Posted November. 23, 2015 08:58,
The Dong-A Ilbo visited the Hyundai-Kia Motors California Proving Ground, which is over two hours far away by bus from downtown Los Angeles, California, on last Tuesday (local time). The proving ground located in the Mojave Desert has an area of 17.7 million square meters, six times larger than Yeouido, Seoul. Hyundai Motor built this proving ground in 2005 at 65 billion won (5.62 billion dollars).
In the field was EQ900, the luxurious flagship sedan of Hyundai Motor. Scars were visible through the car`s cover that is for masking the car`s design; a result of the intense road testing process. The car looked like a gladiator who has long prepared for a battle.
○ Backseat with less vibration and a more comfortable ride
The trial ride in the backseat was done in three ways. On both the common fan shape road and a portion of the high speed road, the reporter team experienced a speed of over 200km/h. On the EQ900 equipped with a Lambda 3.3 V6 Turbo Engine, the reporter felt as if he was being pressed downward by the speed. On the testing road for high-speed control stability, the car made a steep curve at more than 100 kilometers per hour. The reporter`s body slid to one side as the car leaned outward, but the backseat seemed to secure the reporter`s body tightly.
The proving ground has a mock L.A. freeway field with detailed features of California highways. Many highways in the L.A. area were built with concrete plates that have a curvy surface. For this reason, foreign car manufacturers targeting the U.S. market have been focused on finding an optimal tuning to minimize the shock from the road surface.
After a few trial rides in the Mercedes Benz S550 and Lexus LS460 to compare with EQ900, the reporter team recognized just how hard Hyundai Motor has been working to reduce the vibration. Comparing to the EQ900, the S550 seemed to have about the same vibration level and the LS460 had a higher vibration level.

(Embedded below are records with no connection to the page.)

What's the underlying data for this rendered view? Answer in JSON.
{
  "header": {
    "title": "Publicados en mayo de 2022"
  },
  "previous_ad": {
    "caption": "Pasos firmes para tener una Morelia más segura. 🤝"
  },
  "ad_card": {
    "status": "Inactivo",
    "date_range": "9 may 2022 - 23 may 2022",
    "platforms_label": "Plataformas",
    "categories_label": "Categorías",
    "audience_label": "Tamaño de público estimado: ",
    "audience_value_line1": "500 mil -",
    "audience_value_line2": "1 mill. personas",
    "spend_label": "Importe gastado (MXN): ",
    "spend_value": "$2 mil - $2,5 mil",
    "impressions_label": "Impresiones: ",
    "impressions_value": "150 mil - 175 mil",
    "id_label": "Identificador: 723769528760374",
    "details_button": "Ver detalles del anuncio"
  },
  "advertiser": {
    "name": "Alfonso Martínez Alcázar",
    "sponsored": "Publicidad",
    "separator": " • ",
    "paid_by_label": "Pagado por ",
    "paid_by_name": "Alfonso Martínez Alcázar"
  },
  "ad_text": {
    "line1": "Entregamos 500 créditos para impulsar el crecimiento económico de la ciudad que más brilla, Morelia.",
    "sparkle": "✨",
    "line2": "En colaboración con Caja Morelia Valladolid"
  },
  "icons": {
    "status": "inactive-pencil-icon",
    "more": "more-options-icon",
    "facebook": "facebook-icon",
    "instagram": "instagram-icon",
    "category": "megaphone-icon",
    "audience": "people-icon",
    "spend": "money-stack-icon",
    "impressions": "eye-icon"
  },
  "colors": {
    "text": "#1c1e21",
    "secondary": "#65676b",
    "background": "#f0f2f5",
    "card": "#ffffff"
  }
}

"Normally, when a new car is released, the development team tends to avoid comparing trial rides with their rival cars. This time, however, the team allowed it and that means they are confident," said an officer at Hyundai Motor.
○ Road test for 100,000 miles in areas of severe heat and cold
The Genesis EQ900 kept its balance when a professional driver was steering at over 80 kilometers per hour and then turned the wheel 270 degree without the brake. The auto emergency braking (AEB) test with a mannequin was also successful. AEB is a function that automatically stops the car when a pedestrian appears in front of the car when it is driving at a low speed.
The EQ900 went through tests outside the proving center as well, in the severe heat of Death Valley where the average temperature goes up to 49 degrees Celsius and in the severe cold of Alaska along with other various places. In the U.S. alone, the road test continued for over 100,000 miles. This distance is over 20,000 miles longer than the Genesis DH, the second generation of the Genesis released in 2013.
EQ900 project manager Kim Sung-soo said, "In order to make it realistic in the Korean customers` view, we conducted road tests on all kinds of roads in Korea including downtown areas and the mountains of Gangwon Province." Hyundai Motor plans to release the EQ900 in Korea this December and sometime between July and December, 2016 in the U.S. with a different name, the G90. The company aims at selling at least 16,000 units in Korea and 5,000 units of Genesis EQ900 in the U.S.